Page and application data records
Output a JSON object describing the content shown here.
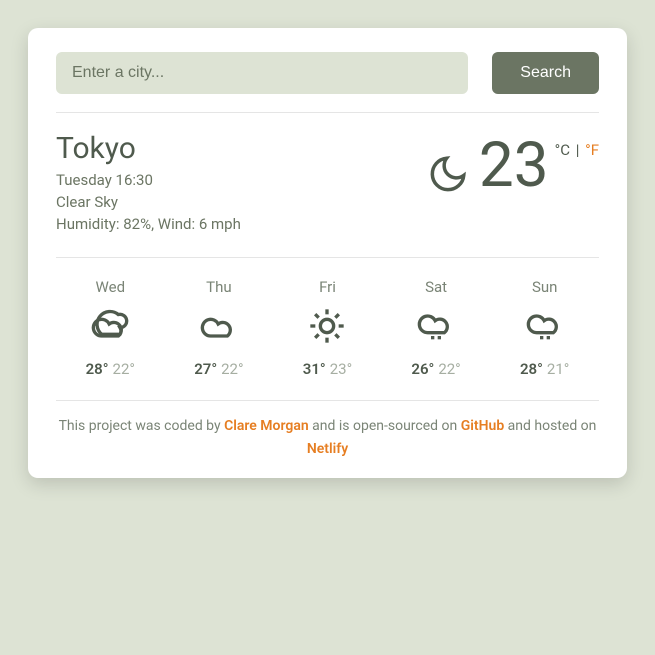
{
  "search": {
    "placeholder": "Enter a city...",
    "button": "Search"
  },
  "current": {
    "city": "Tokyo",
    "datetime": "Tuesday 16:30",
    "condition": "Clear Sky",
    "humidity_label": "Humidity",
    "humidity": "82%",
    "wind_label": "Wind",
    "wind": "6 mph",
    "temp": "23",
    "unit_c": "°C",
    "unit_sep": " | ",
    "unit_f": "°F",
    "icon": "moon"
  },
  "forecast": [
    {
      "day": "Wed",
      "icon": "cloud",
      "hi": "28°",
      "lo": "22°"
    },
    {
      "day": "Thu",
      "icon": "cloud",
      "hi": "27°",
      "lo": "22°"
    },
    {
      "day": "Fri",
      "icon": "sun",
      "hi": "31°",
      "lo": "23°"
    },
    {
      "day": "Sat",
      "icon": "rain",
      "hi": "26°",
      "lo": "22°"
    },
    {
      "day": "Sun",
      "icon": "rain",
      "hi": "28°",
      "lo": "21°"
    }
  ],
  "footer": {
    "t1": "This project was coded by ",
    "author": "Clare Morgan",
    "t2": " and is open-sourced on ",
    "repo": "GitHub",
    "t3": " and hosted on ",
    "host": "Netlify"
  }
}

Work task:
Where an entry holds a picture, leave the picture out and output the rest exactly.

Expected answer:
Output a JSON object describing the content shown here.
{
  "search": {
    "placeholder": "Enter a city...",
    "button": "Search"
  },
  "current": {
    "city": "Tokyo",
    "datetime": "Tuesday 16:30",
    "condition": "Clear Sky",
    "humidity_label": "Humidity",
    "humidity": "82%",
    "wind_label": "Wind",
    "wind": "6 mph",
    "temp": "23",
    "unit_c": "°C",
    "unit_sep": " | ",
    "unit_f": "°F",
    "icon": "moon"
  },
  "forecast": [
    {
      "day": "Wed",
      "icon": "cloud",
      "hi": "28°",
      "lo": "22°"
    },
    {
      "day": "Thu",
      "icon": "cloud",
      "hi": "27°",
      "lo": "22°"
    },
    {
      "day": "Fri",
      "icon": "sun",
      "hi": "31°",
      "lo": "23°"
    },
    {
      "day": "Sat",
      "icon": "rain",
      "hi": "26°",
      "lo": "22°"
    },
    {
      "day": "Sun",
      "icon": "rain",
      "hi": "28°",
      "lo": "21°"
    }
  ],
  "footer": {
    "t1": "This project was coded by ",
    "author": "Clare Morgan",
    "t2": " and is open-sourced on ",
    "repo": "GitHub",
    "t3": " and hosted on ",
    "host": "Netlify"
  }
}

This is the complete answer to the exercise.